There are a few potential reasons why Northam may not have done as well as Clinton in heavily African-American counties. One possibility is that African American turnout was lackluster relative to that of other demographic groups. Patrick Ruffini of Echelon Insights found that the larger Clinton’s margin in a precinct, the greater the turnout improvement relative to 2013. However, this trend reversed dramatically at a margin of about D+50, suggesting that the turnout surge was not as impressive in heavily African-American precincts.

A second possibility is that Gillespie did better with African-American voters than Trump. Exit polls (although they can be problematic) corroborate this theory somewhat – Virginia black voters favored Clinton by 79 points and Northam by 75 points.

A third possibility is that the election’s focus on cultural wedge issues like Confederate statues helped Gillespie gain among white voters in the more Southern areas. While there was a significant correlation at the county level between Northam’s gains and black percent, there was very little correlation at the county level between turnout relative to 2016 and black percent. Perhaps white turnout in these counties increased enough relative to 2013 to balance out smaller increases in black turnout.

Prior to election night, there were some major concerns on the Democratic side about minority turnout in the post-Obama era, particularly during off-year elections. This may be problematic for Democrats down the line, but it’s also possible that increased turnout among college-educated whites can counterbalance that trend. This may also be less problematic for Democrats in their quest to take the House, where minorities are often packed into noncompetitive districts.
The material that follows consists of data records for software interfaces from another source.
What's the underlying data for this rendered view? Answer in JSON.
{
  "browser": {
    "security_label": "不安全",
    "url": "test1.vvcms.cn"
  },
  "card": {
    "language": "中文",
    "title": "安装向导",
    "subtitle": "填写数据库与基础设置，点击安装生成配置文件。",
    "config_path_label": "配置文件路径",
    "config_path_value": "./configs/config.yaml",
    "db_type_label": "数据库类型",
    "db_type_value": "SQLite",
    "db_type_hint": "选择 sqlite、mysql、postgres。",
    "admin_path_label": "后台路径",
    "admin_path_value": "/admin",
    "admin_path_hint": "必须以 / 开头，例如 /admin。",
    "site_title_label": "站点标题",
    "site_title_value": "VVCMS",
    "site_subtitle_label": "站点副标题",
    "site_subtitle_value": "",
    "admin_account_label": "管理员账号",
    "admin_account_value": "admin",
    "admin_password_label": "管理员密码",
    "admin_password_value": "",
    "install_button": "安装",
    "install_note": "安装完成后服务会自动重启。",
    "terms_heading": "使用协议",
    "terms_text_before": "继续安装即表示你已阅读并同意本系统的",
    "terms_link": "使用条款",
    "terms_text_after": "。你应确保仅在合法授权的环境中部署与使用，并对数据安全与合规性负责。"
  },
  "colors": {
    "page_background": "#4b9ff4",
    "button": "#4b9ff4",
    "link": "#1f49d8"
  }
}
Trump undoubtedly played a big role in this election, based on the correlation between 2016 and 2017 results and geographic voting patterns throughout the state. Although gubernatorial races have been fairly independent of presidential voting in recent election cycles, perhaps we will see them become more nationalized just like Senate races in 2016. Nationalization could be a good thing for Democrats at the Gubernatorial level, where there are 9 Republican Governors in Clinton states but only 4 Democratic Governors in Trump states. However, this could present a major hurdle for them in the 2018 Senate elections, where Democrats must defend 10 Senate seats in states Trump won.